What’s Left: U.S. Withdrawal From Afghanistan Is First Step Towards International Peace and Reasonable Government Spending

Reagan Whittle, Contributing Writer

Decades of unnecessary intervention based on unwarranted claims of domestic threat or unjustified notions of ideological righteousness have left the United States and the regions it has wrongly, if at the best of times misguidedly at the worst intentionally and aware of the consequences, planted American boots in has resulted in trillions of unnecessary spending, countless combatant and civilian lives lost and more steps backward than forward. There are obviously concerns about withdrawal from a state like Afghanistan; human rights abuses, greater instability and conflict and the usurpation of the government by the Taliban appear imminent. An indefinite presence of American and NATO troops does not appear to be a way of preventing these inevitabilities and given that almost twenty years of United States military intervention has not resulted in the desired outcome of a secure, democratic Afghan state, regardless of the numbers and extent of combatants and weaponry available, continuing this pursuit appears a wasteful gesture of futility. 

According to the Department of Defense, in 2019 military spending totaled $550.9 billion dollars. As a point of comparison, Bloomberg notes that it would cost about $300 billion to stop greenhouse gases and provide us with an additional twenty years to curb global warming. The war in Afghanistan specifically costs U.S. taxpayers around $10 billion annually.
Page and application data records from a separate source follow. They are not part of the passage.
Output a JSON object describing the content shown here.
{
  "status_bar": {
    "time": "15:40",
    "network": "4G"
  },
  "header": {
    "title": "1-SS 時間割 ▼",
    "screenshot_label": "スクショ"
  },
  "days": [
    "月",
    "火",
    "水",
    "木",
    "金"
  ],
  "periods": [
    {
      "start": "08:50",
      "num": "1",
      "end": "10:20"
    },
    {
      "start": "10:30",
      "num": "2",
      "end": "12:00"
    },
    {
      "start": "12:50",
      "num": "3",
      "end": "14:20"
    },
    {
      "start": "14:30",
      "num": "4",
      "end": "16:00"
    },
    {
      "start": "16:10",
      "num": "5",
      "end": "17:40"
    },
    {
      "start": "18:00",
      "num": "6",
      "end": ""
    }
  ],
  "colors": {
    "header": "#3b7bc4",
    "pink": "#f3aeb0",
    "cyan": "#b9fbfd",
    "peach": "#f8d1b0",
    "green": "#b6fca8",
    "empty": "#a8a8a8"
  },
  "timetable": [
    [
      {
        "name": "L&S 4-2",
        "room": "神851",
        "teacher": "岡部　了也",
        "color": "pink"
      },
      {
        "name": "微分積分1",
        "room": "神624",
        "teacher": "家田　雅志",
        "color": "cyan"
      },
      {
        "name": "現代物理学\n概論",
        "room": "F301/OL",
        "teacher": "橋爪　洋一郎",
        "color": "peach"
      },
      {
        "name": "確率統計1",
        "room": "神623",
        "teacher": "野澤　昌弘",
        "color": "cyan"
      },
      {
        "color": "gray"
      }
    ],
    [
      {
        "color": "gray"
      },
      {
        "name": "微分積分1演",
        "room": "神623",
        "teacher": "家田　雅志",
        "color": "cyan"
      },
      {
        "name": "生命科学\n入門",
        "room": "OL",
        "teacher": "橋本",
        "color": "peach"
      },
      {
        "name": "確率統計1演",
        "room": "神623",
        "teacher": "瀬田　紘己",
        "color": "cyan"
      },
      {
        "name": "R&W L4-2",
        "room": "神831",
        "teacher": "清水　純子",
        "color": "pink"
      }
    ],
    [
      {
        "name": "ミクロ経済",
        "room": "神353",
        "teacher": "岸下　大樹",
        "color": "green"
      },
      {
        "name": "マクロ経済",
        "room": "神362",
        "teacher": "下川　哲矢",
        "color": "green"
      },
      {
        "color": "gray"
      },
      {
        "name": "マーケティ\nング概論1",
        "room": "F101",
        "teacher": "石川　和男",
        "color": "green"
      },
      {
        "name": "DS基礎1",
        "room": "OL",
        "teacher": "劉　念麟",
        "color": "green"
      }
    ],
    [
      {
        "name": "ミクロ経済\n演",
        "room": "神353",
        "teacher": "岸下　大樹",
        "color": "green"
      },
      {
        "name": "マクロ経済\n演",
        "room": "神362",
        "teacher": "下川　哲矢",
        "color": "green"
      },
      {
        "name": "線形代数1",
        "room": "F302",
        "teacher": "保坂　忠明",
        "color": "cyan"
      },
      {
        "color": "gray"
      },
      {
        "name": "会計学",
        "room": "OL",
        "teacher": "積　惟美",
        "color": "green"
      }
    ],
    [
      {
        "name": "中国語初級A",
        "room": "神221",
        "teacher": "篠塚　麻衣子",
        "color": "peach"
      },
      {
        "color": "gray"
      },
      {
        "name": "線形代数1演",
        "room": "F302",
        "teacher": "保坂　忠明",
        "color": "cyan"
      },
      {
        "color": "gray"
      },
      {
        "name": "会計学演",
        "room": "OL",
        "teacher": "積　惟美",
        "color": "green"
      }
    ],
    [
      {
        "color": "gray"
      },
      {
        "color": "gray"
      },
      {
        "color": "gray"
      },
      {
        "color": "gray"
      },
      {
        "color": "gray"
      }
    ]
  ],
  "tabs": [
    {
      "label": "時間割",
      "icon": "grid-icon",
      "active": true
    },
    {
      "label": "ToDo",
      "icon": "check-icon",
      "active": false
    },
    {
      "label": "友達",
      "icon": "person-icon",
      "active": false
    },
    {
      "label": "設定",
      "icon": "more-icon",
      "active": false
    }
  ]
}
Even if one wishes to continue fueling the sinister behemoth that is the military industrial complex, there are far better places to be directing defense spending. According to the staff members of the Biden administration interviewed by The Washington Post, nuclear proliferation in North Korea and Iran, increasing aggression from Russia and military expansion within China, pose far greater threats to international stability, and as far as domestic concerns, Syria, Yemen and Somalia pose far greater threats for funding terrorism within the U.S. than Afghanistan. Not to mention that United State military intervention has shown time and again to only exacerbate anti-American sentiments and propensities for communities abroad to become antagonists toward this country, often justifiably. Military spending should be reduced, but when it is spent it should be directed toward legitimate threats and objectives, not senseless prolongation out of fear of instability. 
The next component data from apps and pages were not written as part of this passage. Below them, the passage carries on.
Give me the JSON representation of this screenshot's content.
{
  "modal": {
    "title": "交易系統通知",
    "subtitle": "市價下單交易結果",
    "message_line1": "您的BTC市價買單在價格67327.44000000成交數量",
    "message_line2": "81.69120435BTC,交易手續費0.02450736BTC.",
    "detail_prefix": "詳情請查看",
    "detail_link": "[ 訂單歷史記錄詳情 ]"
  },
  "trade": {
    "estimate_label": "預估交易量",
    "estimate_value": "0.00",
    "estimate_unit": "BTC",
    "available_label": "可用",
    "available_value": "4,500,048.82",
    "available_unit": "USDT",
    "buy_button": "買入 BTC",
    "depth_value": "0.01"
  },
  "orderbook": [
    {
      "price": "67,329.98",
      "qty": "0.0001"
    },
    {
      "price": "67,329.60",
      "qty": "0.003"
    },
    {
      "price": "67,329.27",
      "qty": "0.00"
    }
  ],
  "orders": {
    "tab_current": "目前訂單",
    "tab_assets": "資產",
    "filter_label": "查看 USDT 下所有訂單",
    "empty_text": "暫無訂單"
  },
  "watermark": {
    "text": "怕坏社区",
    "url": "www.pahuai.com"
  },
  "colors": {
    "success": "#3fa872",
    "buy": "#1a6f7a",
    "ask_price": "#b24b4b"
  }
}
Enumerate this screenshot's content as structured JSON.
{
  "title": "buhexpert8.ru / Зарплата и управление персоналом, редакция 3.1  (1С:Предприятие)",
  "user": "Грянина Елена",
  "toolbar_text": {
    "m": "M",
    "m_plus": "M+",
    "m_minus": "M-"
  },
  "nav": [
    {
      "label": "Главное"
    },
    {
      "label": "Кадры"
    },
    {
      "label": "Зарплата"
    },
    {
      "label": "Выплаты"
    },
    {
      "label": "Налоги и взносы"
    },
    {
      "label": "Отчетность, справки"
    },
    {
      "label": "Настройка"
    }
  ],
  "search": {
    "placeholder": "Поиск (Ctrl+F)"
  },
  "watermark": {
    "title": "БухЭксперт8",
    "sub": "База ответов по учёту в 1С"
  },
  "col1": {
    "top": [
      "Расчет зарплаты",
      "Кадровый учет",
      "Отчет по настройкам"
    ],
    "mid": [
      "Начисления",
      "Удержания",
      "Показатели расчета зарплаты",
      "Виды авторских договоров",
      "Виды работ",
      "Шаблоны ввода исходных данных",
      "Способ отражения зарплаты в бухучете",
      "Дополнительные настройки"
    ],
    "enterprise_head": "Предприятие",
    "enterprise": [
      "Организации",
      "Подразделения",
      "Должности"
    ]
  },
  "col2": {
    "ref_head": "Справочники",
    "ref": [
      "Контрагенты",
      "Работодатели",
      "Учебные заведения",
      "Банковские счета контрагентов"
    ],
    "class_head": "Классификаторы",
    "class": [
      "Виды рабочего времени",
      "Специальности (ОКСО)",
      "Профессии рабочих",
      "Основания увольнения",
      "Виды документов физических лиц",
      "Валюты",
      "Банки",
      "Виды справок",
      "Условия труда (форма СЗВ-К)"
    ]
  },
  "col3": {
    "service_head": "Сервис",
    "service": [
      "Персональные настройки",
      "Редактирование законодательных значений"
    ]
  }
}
According to The Washington Post, approximately 100,000 Afghanistan civilians have been killed or injured during America’s longest war. While the withdrawal of NATO and American troops may lead to increased violence and disruption in the short-term, it is hoped the civil war within this state will eventually ease. America will still pursue humanitarian ventures, provide funding and aid and attempt to help coordinate peace talks between opposing forces within Afghanistan. Hopefully this will be an important step guiding the United States away from its self-proclaimed role as the globe’s police force and that our military and bureaucracy have finally learned what they should have from Vietnam generations ago. Intervention is not the solution.